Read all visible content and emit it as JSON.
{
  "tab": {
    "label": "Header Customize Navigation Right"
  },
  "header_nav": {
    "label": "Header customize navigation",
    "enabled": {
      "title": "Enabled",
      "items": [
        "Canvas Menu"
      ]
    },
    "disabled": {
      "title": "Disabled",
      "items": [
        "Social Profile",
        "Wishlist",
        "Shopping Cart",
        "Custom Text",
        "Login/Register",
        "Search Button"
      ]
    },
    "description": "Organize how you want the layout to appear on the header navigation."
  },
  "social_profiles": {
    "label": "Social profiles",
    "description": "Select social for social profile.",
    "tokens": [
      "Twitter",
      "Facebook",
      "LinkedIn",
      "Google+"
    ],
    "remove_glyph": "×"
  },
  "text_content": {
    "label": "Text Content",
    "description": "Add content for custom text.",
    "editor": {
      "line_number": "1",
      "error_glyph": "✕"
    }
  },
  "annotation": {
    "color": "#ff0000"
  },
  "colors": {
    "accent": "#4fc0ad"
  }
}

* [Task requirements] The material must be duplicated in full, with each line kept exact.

* [Task solution]
Read all visible content and emit it as JSON.
{
  "tab": {
    "label": "Header Customize Navigation Right"
  },
  "header_nav": {
    "label": "Header customize navigation",
    "enabled": {
      "title": "Enabled",
      "items": [
        "Canvas Menu"
      ]
    },
    "disabled": {
      "title": "Disabled",
      "items": [
        "Social Profile",
        "Wishlist",
        "Shopping Cart",
        "Custom Text",
        "Login/Register",
        "Search Button"
      ]
    },
    "description": "Organize how you want the layout to appear on the header navigation."
  },
  "social_profiles": {
    "label": "Social profiles",
    "description": "Select social for social profile.",
    "tokens": [
      "Twitter",
      "Facebook",
      "LinkedIn",
      "Google+"
    ],
    "remove_glyph": "×"
  },
  "text_content": {
    "label": "Text Content",
    "description": "Add content for custom text.",
    "editor": {
      "line_number": "1",
      "error_glyph": "✕"
    }
  },
  "annotation": {
    "color": "#ff0000"
  },
  "colors": {
    "accent": "#4fc0ad"
  }
}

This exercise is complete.